The Commission receives and deals with complaints involving individual health practitioners, such as doctors, optometrists and acupuncturists, and health service organisations, such as hospitals.
Complaints about health organisations involve different procedures from those made about individual health practitioners. This is indicated in the two process flowcharts shown below.
To view more information for each step please move your mouse over the flowcharts below.
Refer to professional Council
Resolved during assessment
Prohibition order/public statement
Refer to professional councilt
Refer to the Director of Proceedings
Refer to the Director of Public Prosecutions
Monitor implementation of recommendations
Complaint proved/not proved
1. Refer to professional council
The commission can refer a complaint about a registered practitioner to the relevant professional council to consider taking action such as counselling, performance management or action regarding impairment.
The commission can discontinue dealing with a complaint for many reasons - for example, the time that has passed since the incident makes it difficult to investigate the complaint effectively.
3. Refer to another body
In some cases, the complaint may be referred to another body that is more suitable to deal with the issues
of concern. For example, a complaint about non-authorised prescribing of addictive medications – so called scheduled drugs - may be referred to the Director General of the Ministry of Health. Allegations about over-servicing can be referred to Medicare Australia while the Commonwealth Department of Health and Ageing deals with complaints about conditions in nursing homes.
4. Resolved during assessment process
Complaints may be resolved during the assessment process where the person who made the complaint is satisfied with the information and explanation that the health service provider gives in their response.
5. Referred to the Commission's Resolution Service
Complaints can also be referred to the Commission's Resolution Service. A Resolution Officer can assist the parties to resolve any outstanding issues. In some cases, an independent conciliator facilitates a meeting.
6. Investigation by commission

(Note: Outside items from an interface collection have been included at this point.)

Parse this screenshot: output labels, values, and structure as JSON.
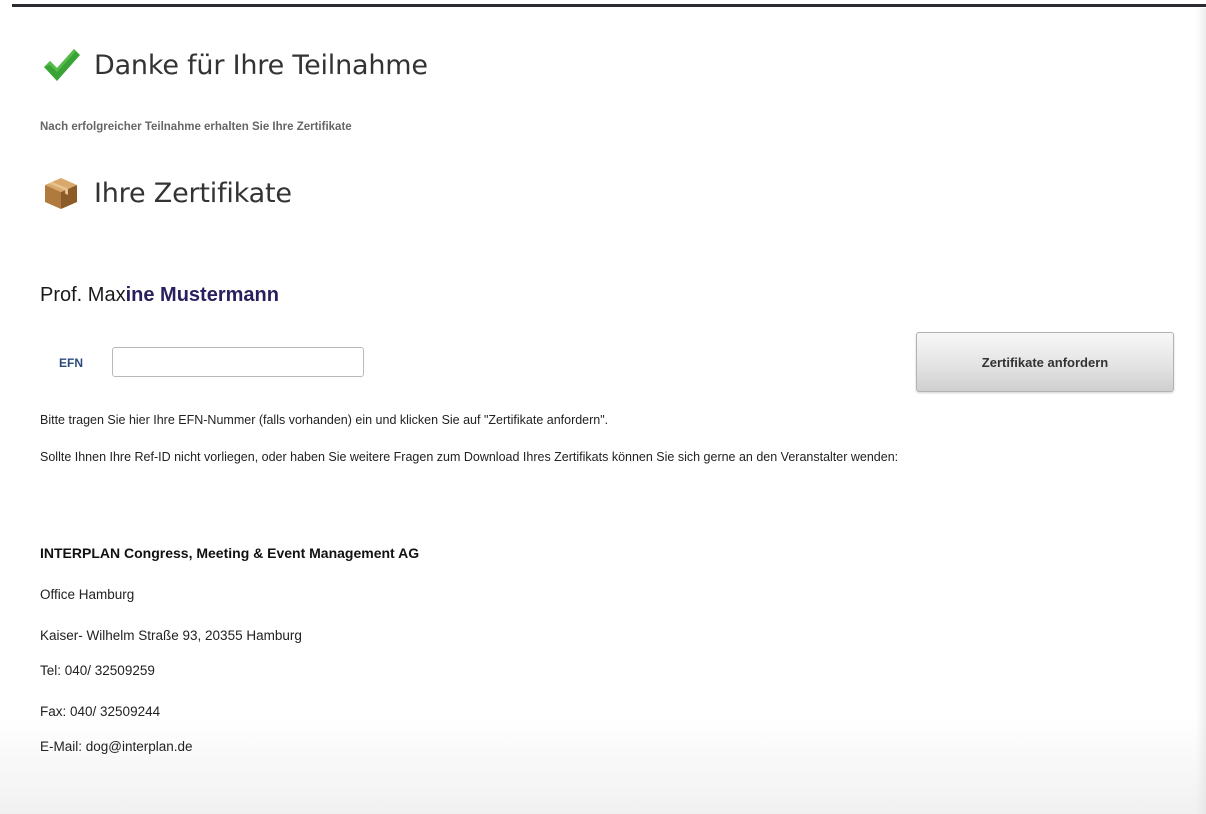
{
  "header": {
    "thanks_title": "Danke für Ihre Teilnahme",
    "thanks_icon": "checkmark-icon",
    "intro_note": "Nach erfolgreicher Teilnahme erhalten Sie Ihre Zertifikate",
    "certs_title": "Ihre Zertifikate",
    "certs_icon": "package-box-icon"
  },
  "participant": {
    "name_prefix": "Prof. Max",
    "name_rest": "ine Mustermann"
  },
  "form": {
    "efn_label": "EFN",
    "efn_value": "",
    "efn_placeholder": "",
    "submit_label": "Zertifikate anfordern"
  },
  "info": {
    "line1": "Bitte tragen Sie hier Ihre EFN-Nummer (falls vorhanden) ein und klicken Sie auf \"Zertifikate anfordern\".",
    "line2": "Sollte Ihnen Ihre Ref-ID nicht vorliegen, oder haben Sie weitere Fragen zum Download Ihres Zertifikats können Sie sich gerne an den Veranstalter wenden:"
  },
  "contact": {
    "organization": "INTERPLAN Congress, Meeting & Event Management AG",
    "office": "Office Hamburg",
    "address": "Kaiser- Wilhelm Straße 93, 20355 Hamburg",
    "tel": "Tel: 040/ 32509259",
    "fax": "Fax: 040/ 32509244",
    "email": "E-Mail: dog@interplan.de"
  },
  "colors": {
    "check_green": "#3aa335",
    "name_accent": "#2a1f5c",
    "efn_label": "#2c4a7c",
    "box_brown": "#b07a3e"
  }
}
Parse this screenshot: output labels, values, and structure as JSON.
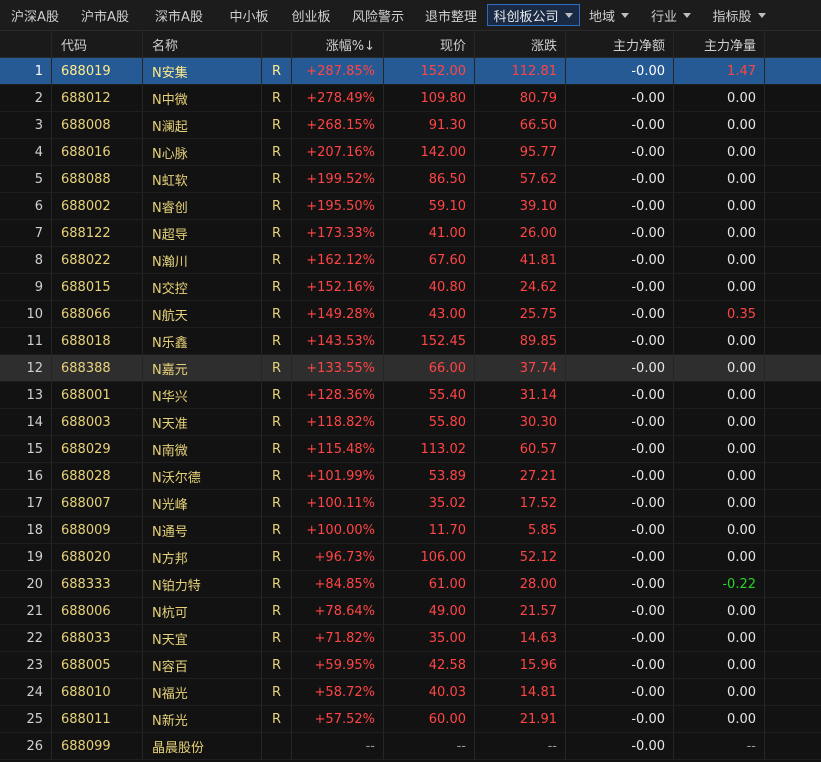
{
  "tabs": [
    {
      "label": "沪深A股"
    },
    {
      "label": "沪市A股"
    },
    {
      "label": "深市A股"
    },
    {
      "label": "中小板"
    },
    {
      "label": "创业板"
    },
    {
      "label": "风险警示"
    },
    {
      "label": "退市整理"
    },
    {
      "label": "科创板公司",
      "active": true,
      "dropdown": true
    },
    {
      "label": "地域",
      "dropdown": true
    },
    {
      "label": "行业",
      "dropdown": true
    },
    {
      "label": "指标股",
      "dropdown": true
    }
  ],
  "columns": {
    "idx": "",
    "code": "代码",
    "name": "名称",
    "r": "",
    "pct": "涨幅%↓",
    "price": "现价",
    "chg": "涨跌",
    "net": "主力净额",
    "vol": "主力净量"
  },
  "colors": {
    "up": "#ff4545",
    "down": "#28d228",
    "code": "#e7d27a",
    "selected": "#265a94"
  },
  "rows": [
    {
      "idx": "1",
      "code": "688019",
      "name": "N安集",
      "r": "R",
      "pct": "+287.85%",
      "price": "152.00",
      "chg": "112.81",
      "net": "-0.00",
      "vol": "1.47",
      "vol_color": "red",
      "state": "sel"
    },
    {
      "idx": "2",
      "code": "688012",
      "name": "N中微",
      "r": "R",
      "pct": "+278.49%",
      "price": "109.80",
      "chg": "80.79",
      "net": "-0.00",
      "vol": "0.00"
    },
    {
      "idx": "3",
      "code": "688008",
      "name": "N澜起",
      "r": "R",
      "pct": "+268.15%",
      "price": "91.30",
      "chg": "66.50",
      "net": "-0.00",
      "vol": "0.00"
    },
    {
      "idx": "4",
      "code": "688016",
      "name": "N心脉",
      "r": "R",
      "pct": "+207.16%",
      "price": "142.00",
      "chg": "95.77",
      "net": "-0.00",
      "vol": "0.00"
    },
    {
      "idx": "5",
      "code": "688088",
      "name": "N虹软",
      "r": "R",
      "pct": "+199.52%",
      "price": "86.50",
      "chg": "57.62",
      "net": "-0.00",
      "vol": "0.00"
    },
    {
      "idx": "6",
      "code": "688002",
      "name": "N睿创",
      "r": "R",
      "pct": "+195.50%",
      "price": "59.10",
      "chg": "39.10",
      "net": "-0.00",
      "vol": "0.00"
    },
    {
      "idx": "7",
      "code": "688122",
      "name": "N超导",
      "r": "R",
      "pct": "+173.33%",
      "price": "41.00",
      "chg": "26.00",
      "net": "-0.00",
      "vol": "0.00"
    },
    {
      "idx": "8",
      "code": "688022",
      "name": "N瀚川",
      "r": "R",
      "pct": "+162.12%",
      "price": "67.60",
      "chg": "41.81",
      "net": "-0.00",
      "vol": "0.00"
    },
    {
      "idx": "9",
      "code": "688015",
      "name": "N交控",
      "r": "R",
      "pct": "+152.16%",
      "price": "40.80",
      "chg": "24.62",
      "net": "-0.00",
      "vol": "0.00"
    },
    {
      "idx": "10",
      "code": "688066",
      "name": "N航天",
      "r": "R",
      "pct": "+149.28%",
      "price": "43.00",
      "chg": "25.75",
      "net": "-0.00",
      "vol": "0.35",
      "vol_color": "red"
    },
    {
      "idx": "11",
      "code": "688018",
      "name": "N乐鑫",
      "r": "R",
      "pct": "+143.53%",
      "price": "152.45",
      "chg": "89.85",
      "net": "-0.00",
      "vol": "0.00"
    },
    {
      "idx": "12",
      "code": "688388",
      "name": "N嘉元",
      "r": "R",
      "pct": "+133.55%",
      "price": "66.00",
      "chg": "37.74",
      "net": "-0.00",
      "vol": "0.00",
      "state": "hl"
    },
    {
      "idx": "13",
      "code": "688001",
      "name": "N华兴",
      "r": "R",
      "pct": "+128.36%",
      "price": "55.40",
      "chg": "31.14",
      "net": "-0.00",
      "vol": "0.00"
    },
    {
      "idx": "14",
      "code": "688003",
      "name": "N天准",
      "r": "R",
      "pct": "+118.82%",
      "price": "55.80",
      "chg": "30.30",
      "net": "-0.00",
      "vol": "0.00"
    },
    {
      "idx": "15",
      "code": "688029",
      "name": "N南微",
      "r": "R",
      "pct": "+115.48%",
      "price": "113.02",
      "chg": "60.57",
      "net": "-0.00",
      "vol": "0.00"
    },
    {
      "idx": "16",
      "code": "688028",
      "name": "N沃尔德",
      "r": "R",
      "pct": "+101.99%",
      "price": "53.89",
      "chg": "27.21",
      "net": "-0.00",
      "vol": "0.00"
    },
    {
      "idx": "17",
      "code": "688007",
      "name": "N光峰",
      "r": "R",
      "pct": "+100.11%",
      "price": "35.02",
      "chg": "17.52",
      "net": "-0.00",
      "vol": "0.00"
    },
    {
      "idx": "18",
      "code": "688009",
      "name": "N通号",
      "r": "R",
      "pct": "+100.00%",
      "price": "11.70",
      "chg": "5.85",
      "net": "-0.00",
      "vol": "0.00"
    },
    {
      "idx": "19",
      "code": "688020",
      "name": "N方邦",
      "r": "R",
      "pct": "+96.73%",
      "price": "106.00",
      "chg": "52.12",
      "net": "-0.00",
      "vol": "0.00"
    },
    {
      "idx": "20",
      "code": "688333",
      "name": "N铂力特",
      "r": "R",
      "pct": "+84.85%",
      "price": "61.00",
      "chg": "28.00",
      "net": "-0.00",
      "vol": "-0.22",
      "vol_color": "green"
    },
    {
      "idx": "21",
      "code": "688006",
      "name": "N杭可",
      "r": "R",
      "pct": "+78.64%",
      "price": "49.00",
      "chg": "21.57",
      "net": "-0.00",
      "vol": "0.00"
    },
    {
      "idx": "22",
      "code": "688033",
      "name": "N天宜",
      "r": "R",
      "pct": "+71.82%",
      "price": "35.00",
      "chg": "14.63",
      "net": "-0.00",
      "vol": "0.00"
    },
    {
      "idx": "23",
      "code": "688005",
      "name": "N容百",
      "r": "R",
      "pct": "+59.95%",
      "price": "42.58",
      "chg": "15.96",
      "net": "-0.00",
      "vol": "0.00"
    },
    {
      "idx": "24",
      "code": "688010",
      "name": "N福光",
      "r": "R",
      "pct": "+58.72%",
      "price": "40.03",
      "chg": "14.81",
      "net": "-0.00",
      "vol": "0.00"
    },
    {
      "idx": "25",
      "code": "688011",
      "name": "N新光",
      "r": "R",
      "pct": "+57.52%",
      "price": "60.00",
      "chg": "21.91",
      "net": "-0.00",
      "vol": "0.00"
    },
    {
      "idx": "26",
      "code": "688099",
      "name": "晶晨股份",
      "r": "",
      "pct": "--",
      "price": "--",
      "chg": "--",
      "net": "-0.00",
      "vol": "--",
      "pct_color": "gray",
      "vol_color": "gray"
    }
  ]
}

The Commission formally investigates complaints that raise a significant issue of public health or safety, or, if substantiated, provide grounds for disciplinary action against a registered health practitioner.
7. local resolution
Minor complaints about a public heath organisation can be referred back to the organisation to try to resolve the matter locally with the person who made the complaint, if the organisation agrees to this.
8. public statement/order
Issue a prohibition order, public statement and/or public warning. A prohibition order can ban or limit an unregistered health practitioner from providing health services. The practitioner must advise potential patients of any limitations imposed before treating them. A breach of the order is a criminal offence. The Commission can also issue a public warning where it has found a treatment or health service to be unsafe.
9. Refer to a professional council
Refer the complaint to a
professional council to take action,
including assessing the practitioner
for performance or impairment, or
counselling them about their conduct.
10. Refer to director of proceedings
Refer the complaint about a
registered practitioner to the
Director of Proceedings who
determines whether or not it should
be prosecuted before a disciplinary
body. The Director of Proceedings must
consider the protection of the health and
safety of the public; the seriousness of
the alleged conduct; the likelihood of
proving the alleged conduct; and any
submissions by the practitioner when
making this determination.
If the Director of Proceedings decides
not to prosecute a matter, it may be
referred back to the Commissioner to
consider other appropriate action.
If a matter is being prosecuted,
complaints about unsatisfactory
professional conduct will usually be
heard by a Professional Standards
Committee, while a complaint about
professional misconduct will be
prosecuted before the NSW Civil and Administrative Tribunal.
11. Make Comments
Make comments. The Commission
makes comments to registered health
practitioners where there was poor
care or treatment, but not to an extent
that would justify prosecution.
Comments can also be made to an
unregistered health practitioner where
although the conduct can be improved,
there is no risk to public health or safety.
Comments to a health organisation
are made in cases where the health
care provided was inadequate, but the
organisation has already taken measures
to prevent a similar occurrence in
12. Refer to the Director of Public Prosecution
Refer the matter to the Director of
Public Prosecutions to consider
13. Terminate the investigation
Terminate the complaint (take no
further action) where the investigation
has found no or insufficient evidence
of inappropriate conduct, care
14. Make Recommendations
Make recommendations to a
health organisation where there has
been poor health service delivery and
systemic improvements should be
made. The Commission also provides
its recommendations to the Director
General of the Ministry of Health and
the Clinical Excellence Commission
to inform their work in improving
14. (Monitoring) Make Recommendations
The Commission monitors whether
its recommendations to a health
organisation have been implemented.
If the Commission is not satisfied with
the implementation, it may, ultimately,
make a special report to Parliament.
A Professional Standards Committee or
Tribunal that finds the complaint proven
can reprimand, fine and/or impose
conditions on the practitioner.
Only the NSW Civil and Administrative Tribunal can suspend or cancel
the registration of a practitioner. The
Tribunal may also issue a prohibition
order that bans or limits a practitioner
from practising in another area of health
service – for example, a psychiatrist
whose registration is cancelled can be
banned from working as a counsellor.